Can you define which header file to include at compile time?
Yes. This can be done by using the #if, #else, and #endif preprocessor directives. For example, certain compilers use different names for header files. One such case is between Borland C++, which uses the header file alloc.h, and Microsoft C++, which uses the header file malloc.h. Both of these headers serve the same purpose, and each contains roughly the same definitions. If, however, you are writing a program that is to support Borland C++ and Microsoft C++, you must define which header to include at compile time. The following example shows how this can be done:
#ifdef __BORLANDC__ #include <alloc.h> #else #include <malloc.h> #endif
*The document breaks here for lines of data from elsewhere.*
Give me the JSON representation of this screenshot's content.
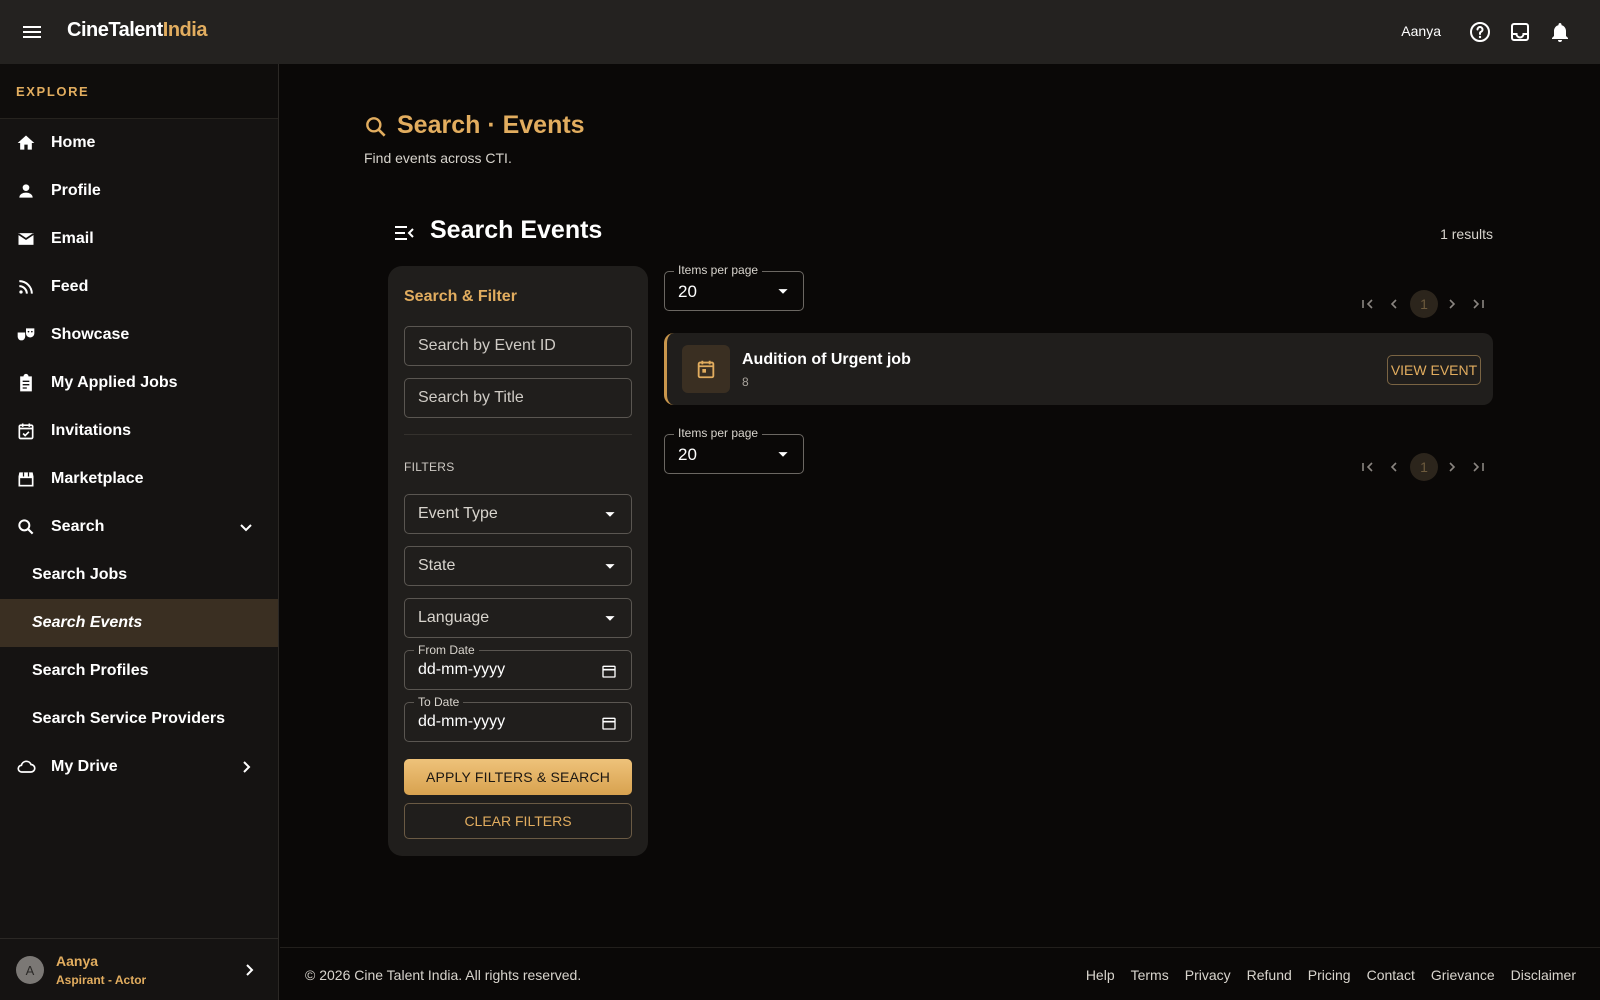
{
  "app": {
    "logo_main": "CineTalent",
    "logo_accent": "India",
    "user_name": "Aanya"
  },
  "colors": {
    "accent": "#e2ad5f",
    "background": "#0a0807",
    "topbar": "#242220",
    "sidebar": "#151312",
    "panel": "#201e1c",
    "active_nav": "#3a2f22"
  },
  "topbar": {
    "icons": [
      "menu-icon",
      "help-icon",
      "inbox-icon",
      "bell-icon"
    ]
  },
  "sidebar": {
    "section_label": "EXPLORE",
    "items": [
      {
        "label": "Home",
        "icon": "home-icon"
      },
      {
        "label": "Profile",
        "icon": "person-icon"
      },
      {
        "label": "Email",
        "icon": "mail-icon"
      },
      {
        "label": "Feed",
        "icon": "rss-icon"
      },
      {
        "label": "Showcase",
        "icon": "theater-masks-icon"
      },
      {
        "label": "My Applied Jobs",
        "icon": "clipboard-icon"
      },
      {
        "label": "Invitations",
        "icon": "event-available-icon"
      },
      {
        "label": "Marketplace",
        "icon": "storefront-icon"
      },
      {
        "label": "Search",
        "icon": "search-icon",
        "expanded": true
      },
      {
        "label": "My Drive",
        "icon": "cloud-icon"
      }
    ],
    "search_children": [
      {
        "label": "Search Jobs"
      },
      {
        "label": "Search Events",
        "active": true
      },
      {
        "label": "Search Profiles"
      },
      {
        "label": "Search Service Providers"
      }
    ],
    "user": {
      "avatar_letter": "A",
      "name": "Aanya",
      "role": "Aspirant - Actor"
    }
  },
  "page": {
    "title": "Search · Events",
    "subtitle": "Find events across CTI."
  },
  "section": {
    "title": "Search Events",
    "results_text": "1 results"
  },
  "filter_panel": {
    "title": "Search & Filter",
    "event_id_placeholder": "Search by Event ID",
    "event_id_value": "",
    "title_placeholder": "Search by Title",
    "title_value": "",
    "filters_label": "FILTERS",
    "event_type_label": "Event Type",
    "state_label": "State",
    "language_label": "Language",
    "from_date_label": "From Date",
    "from_date_value": "dd-mm-yyyy",
    "to_date_label": "To Date",
    "to_date_value": "dd-mm-yyyy",
    "apply_label": "APPLY FILTERS & SEARCH",
    "clear_label": "CLEAR FILTERS"
  },
  "pagination": {
    "items_per_page_label": "Items per page",
    "items_per_page_value": "20",
    "current_page": "1"
  },
  "events": [
    {
      "title": "Audition of Urgent job",
      "subtitle": "8",
      "icon": "calendar-icon",
      "action_label": "VIEW EVENT"
    }
  ],
  "footer": {
    "copyright": "© 2026 Cine Talent India. All rights reserved.",
    "links": [
      "Help",
      "Terms",
      "Privacy",
      "Refund",
      "Pricing",
      "Contact",
      "Grievance",
      "Disclaimer"
    ]
  }
}
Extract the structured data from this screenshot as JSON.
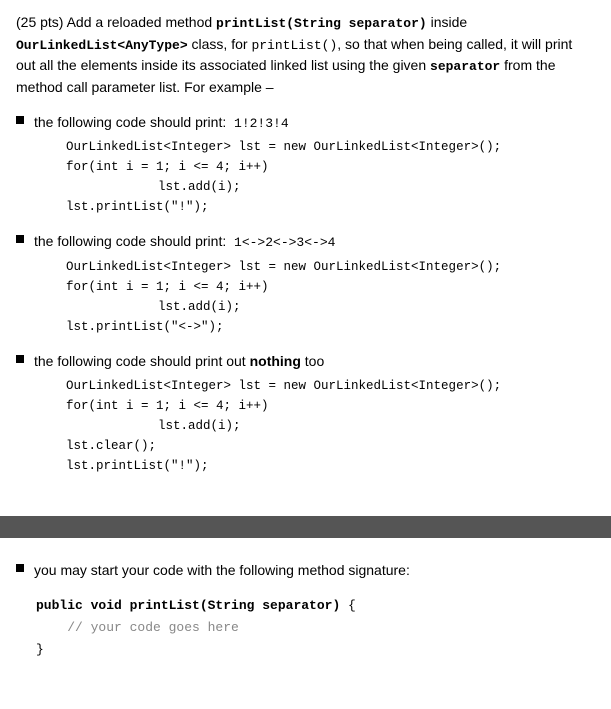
{
  "header": {
    "points": "(25 pts)",
    "description_plain": " Add a reloaded method ",
    "method_name": "printList(String separator)",
    "description_2": " inside ",
    "class_name": "OurLinkedList<AnyType>",
    "description_3": " class, for ",
    "method_ref": "printList()",
    "description_4": ", so that when being called, it will print out all the elements inside its associated linked list using the given ",
    "separator_kw": "separator",
    "description_5": " from the method call parameter list. For example –"
  },
  "bullets": [
    {
      "prefix": "the following code should print: ",
      "print_value": "1!2!3!4",
      "code_lines": [
        "OurLinkedList<Integer> lst = new OurLinkedList<Integer>();",
        "for(int i = 1; i <= 4; i++)",
        "        lst.add(i);",
        "lst.printList(\"!\");"
      ]
    },
    {
      "prefix": "the following code should print: ",
      "print_value": "1<->2<->3<->4",
      "code_lines": [
        "OurLinkedList<Integer> lst = new OurLinkedList<Integer>();",
        "for(int i = 1; i <= 4; i++)",
        "        lst.add(i);",
        "lst.printList(\"<->\");"
      ]
    },
    {
      "prefix": "the following code should print out ",
      "bold_word": "nothing",
      "suffix": " too",
      "code_lines": [
        "OurLinkedList<Integer> lst = new OurLinkedList<Integer>();",
        "for(int i = 1; i <= 4; i++)",
        "        lst.add(i);",
        "lst.clear();",
        "lst.printList(\"!\");"
      ]
    }
  ],
  "bottom_bullet": {
    "text": "you may start your code with the following method signature:"
  },
  "method_signature": {
    "line1": "public void printList(String separator) {",
    "line2": "    // your code goes here",
    "line3": "}"
  }
}
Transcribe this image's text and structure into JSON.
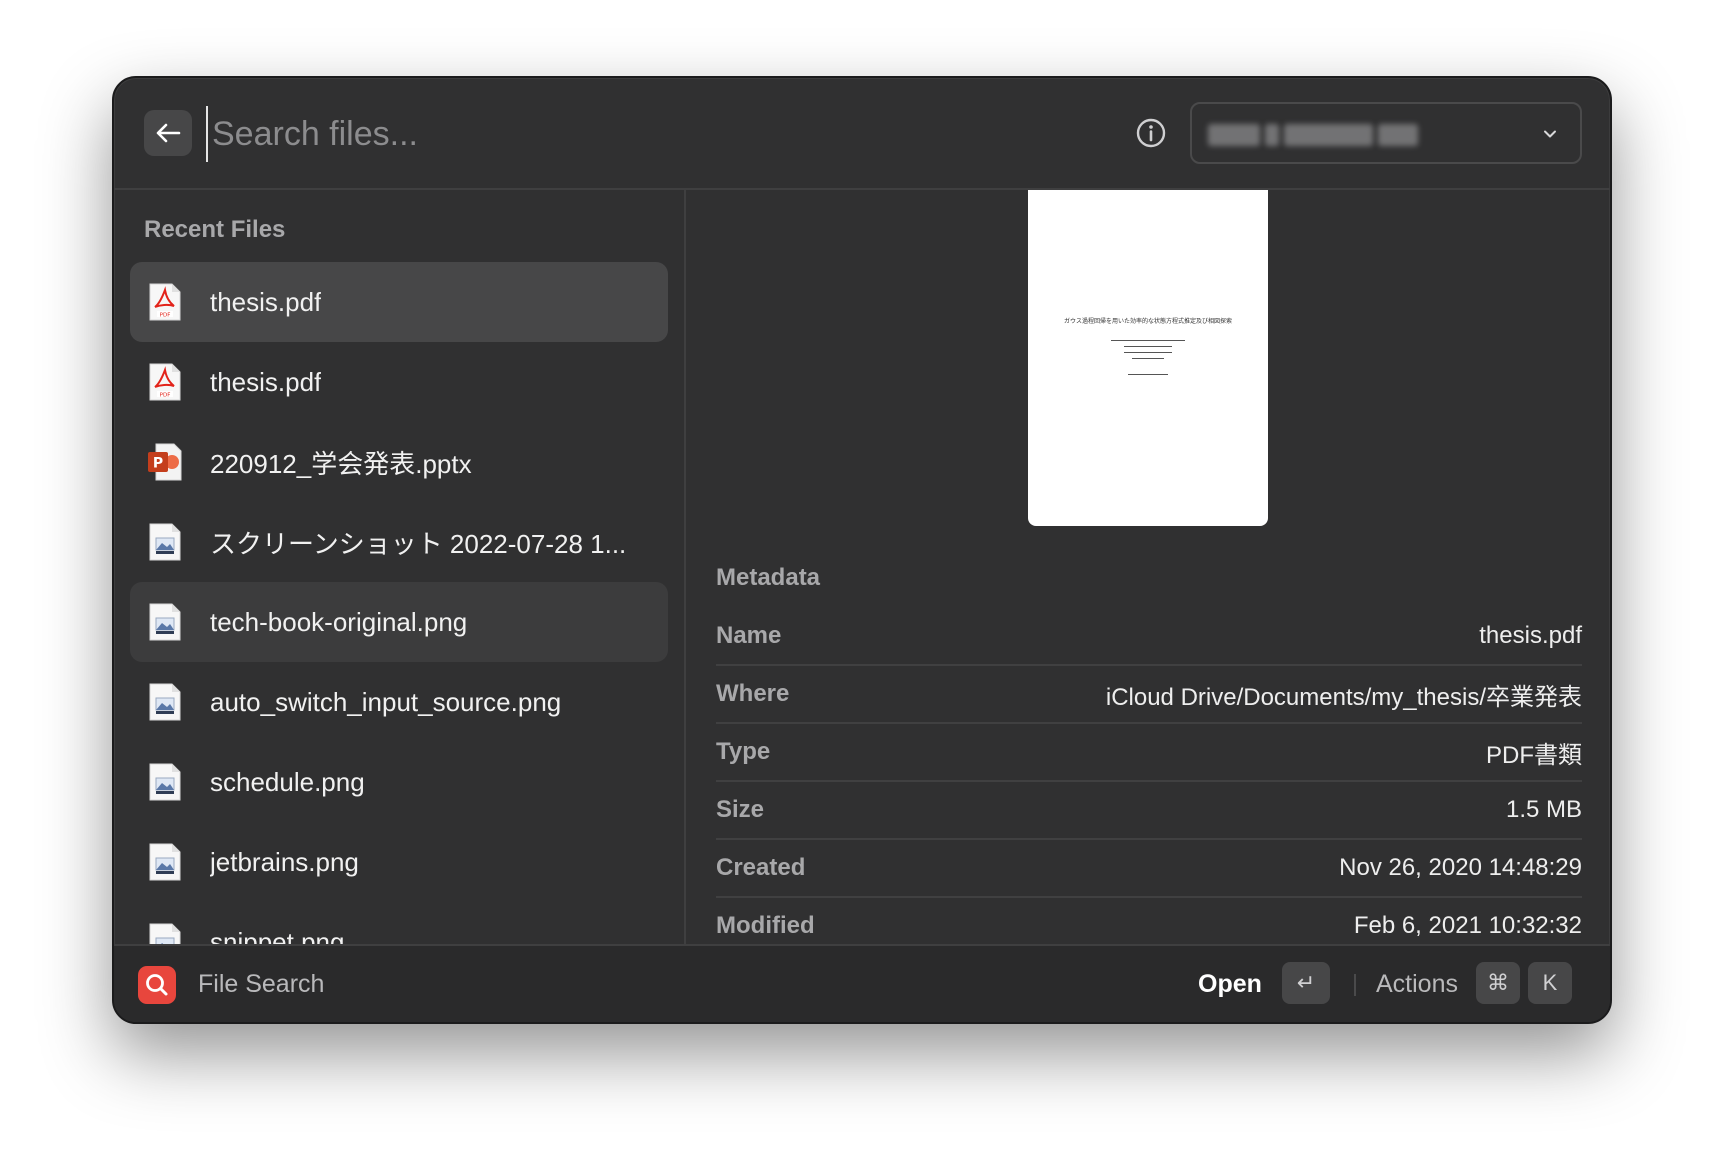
{
  "search": {
    "placeholder": "Search files..."
  },
  "left": {
    "section_title": "Recent Files",
    "files": [
      {
        "name": "thesis.pdf",
        "icon": "pdf-file-icon"
      },
      {
        "name": "thesis.pdf",
        "icon": "pdf-file-icon"
      },
      {
        "name": "220912_学会発表.pptx",
        "icon": "pptx-file-icon"
      },
      {
        "name": "スクリーンショット 2022-07-28 1...",
        "icon": "image-file-icon"
      },
      {
        "name": "tech-book-original.png",
        "icon": "image-file-icon"
      },
      {
        "name": "auto_switch_input_source.png",
        "icon": "image-file-icon"
      },
      {
        "name": "schedule.png",
        "icon": "image-file-icon"
      },
      {
        "name": "jetbrains.png",
        "icon": "image-file-icon"
      },
      {
        "name": "snippet.png",
        "icon": "image-file-icon"
      }
    ]
  },
  "preview": {
    "title_text": "ガウス過程回帰を用いた効率的な状態方程式推定及び相図探索"
  },
  "metadata": {
    "title": "Metadata",
    "rows": [
      {
        "key": "Name",
        "value": "thesis.pdf"
      },
      {
        "key": "Where",
        "value": "iCloud Drive/Documents/my_thesis/卒業発表"
      },
      {
        "key": "Type",
        "value": "PDF書類"
      },
      {
        "key": "Size",
        "value": "1.5 MB"
      },
      {
        "key": "Created",
        "value": "Nov 26, 2020 14:48:29"
      },
      {
        "key": "Modified",
        "value": "Feb 6, 2021 10:32:32"
      }
    ]
  },
  "footer": {
    "app_name": "File Search",
    "open_label": "Open",
    "return_key": "↵",
    "actions_label": "Actions",
    "cmd_key": "⌘",
    "k_key": "K"
  },
  "colors": {
    "accent": "#e8463d",
    "background": "#303031",
    "selected_row": "#474748"
  }
}
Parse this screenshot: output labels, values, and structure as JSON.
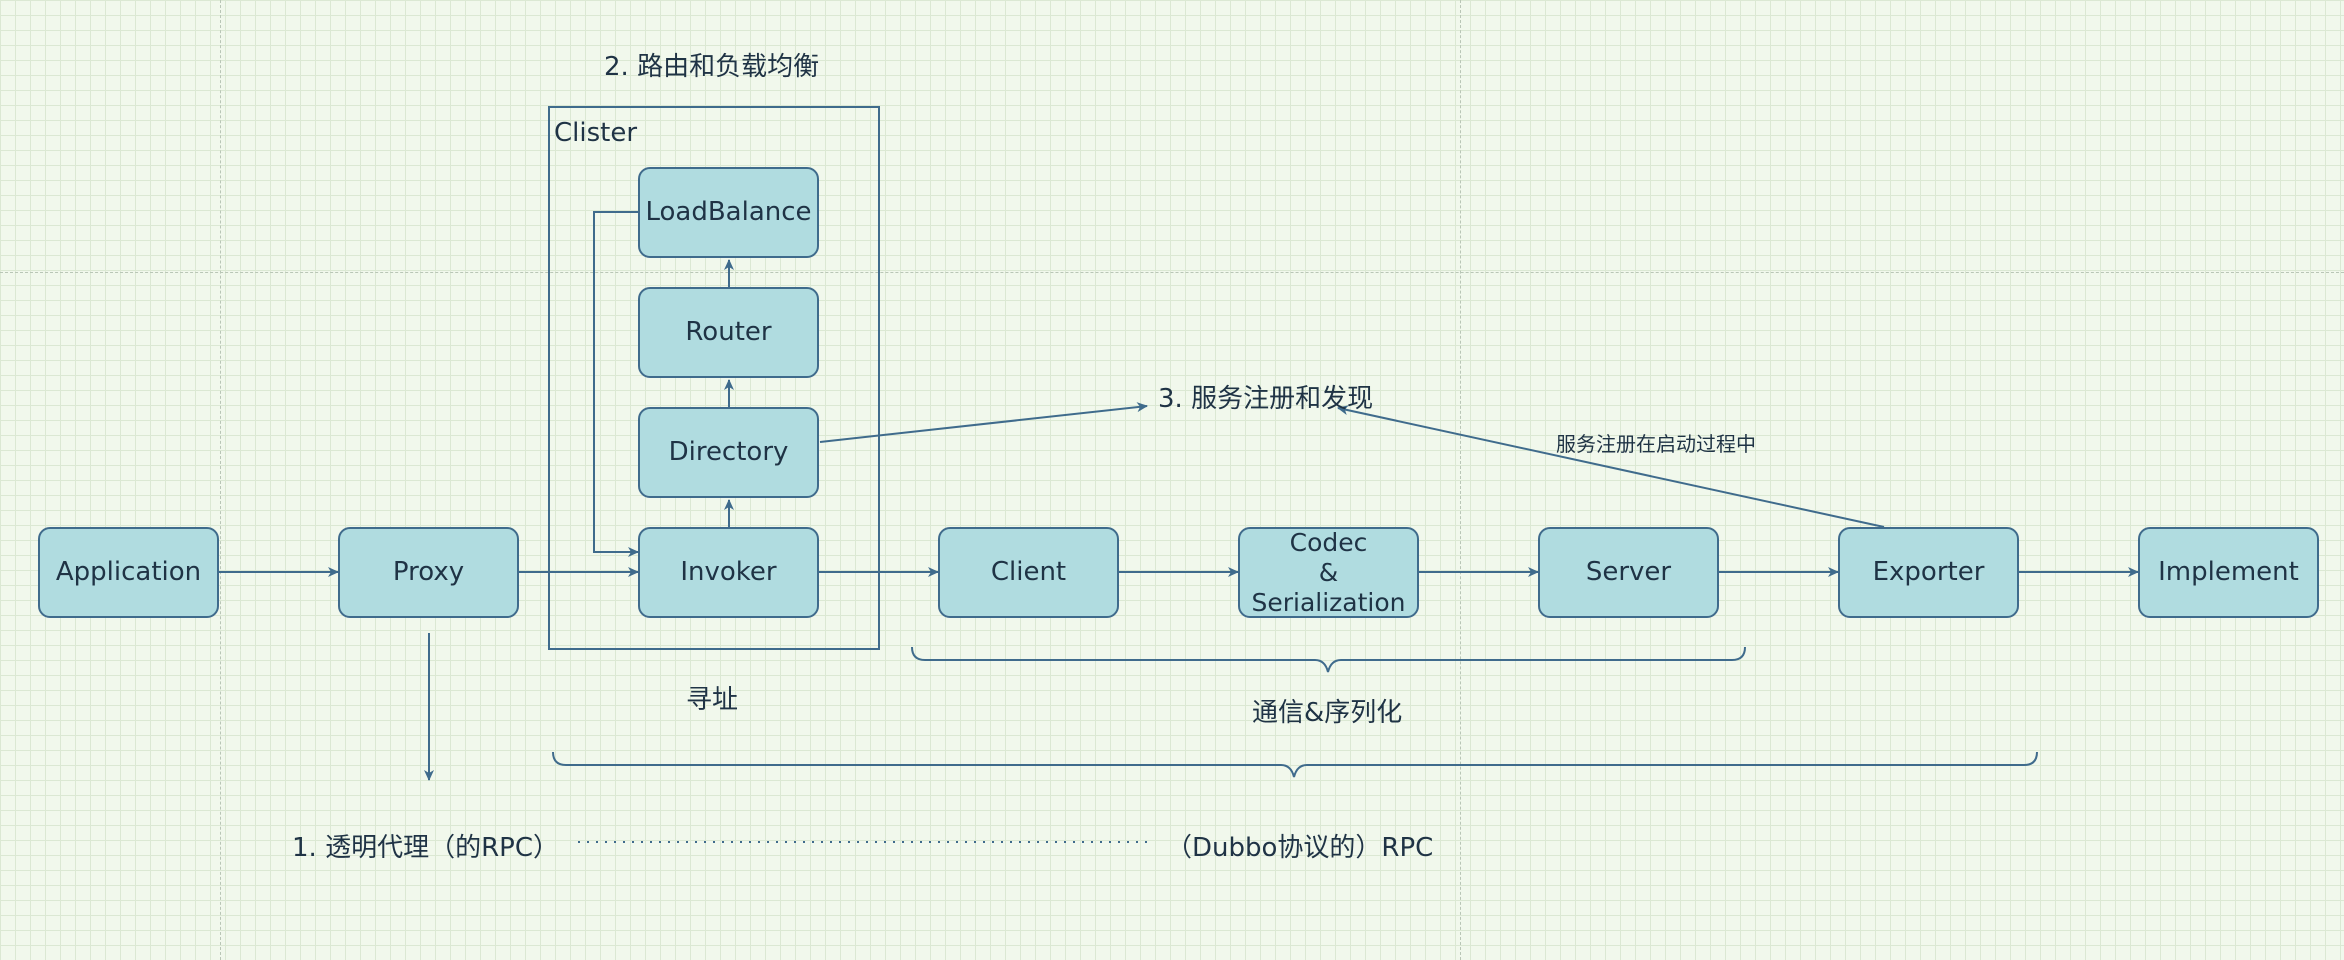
{
  "cluster": {
    "label": "Clister"
  },
  "nodes": {
    "application": "Application",
    "proxy": "Proxy",
    "invoker": "Invoker",
    "directory": "Directory",
    "router": "Router",
    "loadbalance": "LoadBalance",
    "client": "Client",
    "codec": "Codec\n&\nSerialization",
    "server": "Server",
    "exporter": "Exporter",
    "implement": "Implement"
  },
  "labels": {
    "routing": "2. 路由和负载均衡",
    "registry": "3. 服务注册和发现",
    "register_on_start": "服务注册在启动过程中",
    "addressing": "寻址",
    "comm_serial": "通信&序列化",
    "transparent_proxy": "1. 透明代理（的RPC）",
    "dubbo_rpc": "（Dubbo协议的）RPC"
  }
}
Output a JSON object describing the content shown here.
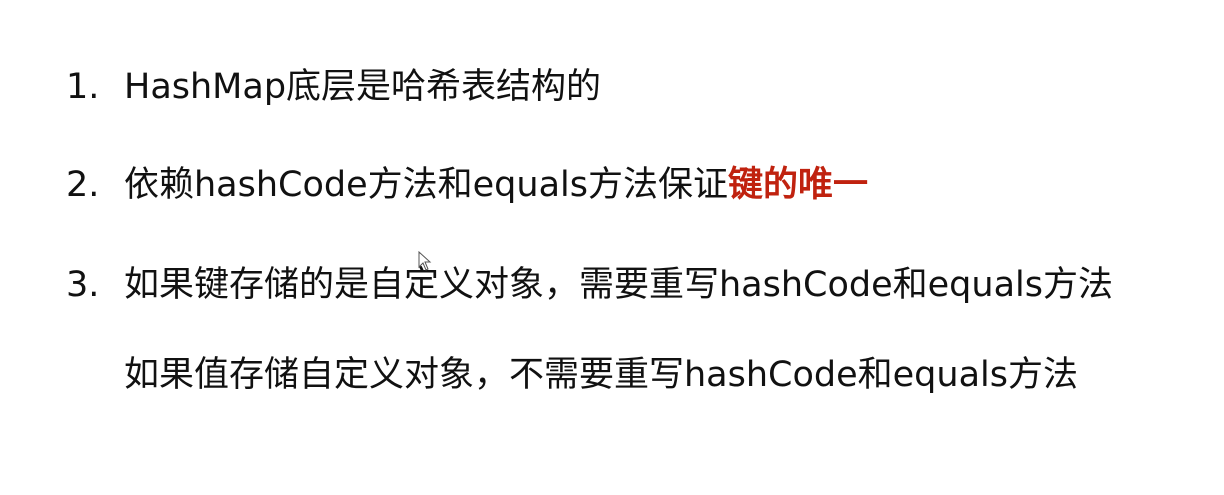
{
  "colors": {
    "text": "#111111",
    "highlight": "#c0220f",
    "background": "#ffffff"
  },
  "items": [
    {
      "number": "1.",
      "text": "HashMap底层是哈希表结构的"
    },
    {
      "number": "2.",
      "text": "依赖hashCode方法和equals方法保证",
      "highlight": "键的唯一"
    },
    {
      "number": "3.",
      "text": "如果键存储的是自定义对象，需要重写hashCode和equals方法",
      "continuation": "如果值存储自定义对象，不需要重写hashCode和equals方法"
    }
  ],
  "cursor_icon": "arrow-pointer-icon"
}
When you compile your program with Borland C++, the __BORLANDC__ symbolic name is automatically defined by the compiler. You can use this predefined symbolic name to determine whether your program is being compiled with Borland C++. If it is, you must include the alloc.h file rather than the malloc.h file.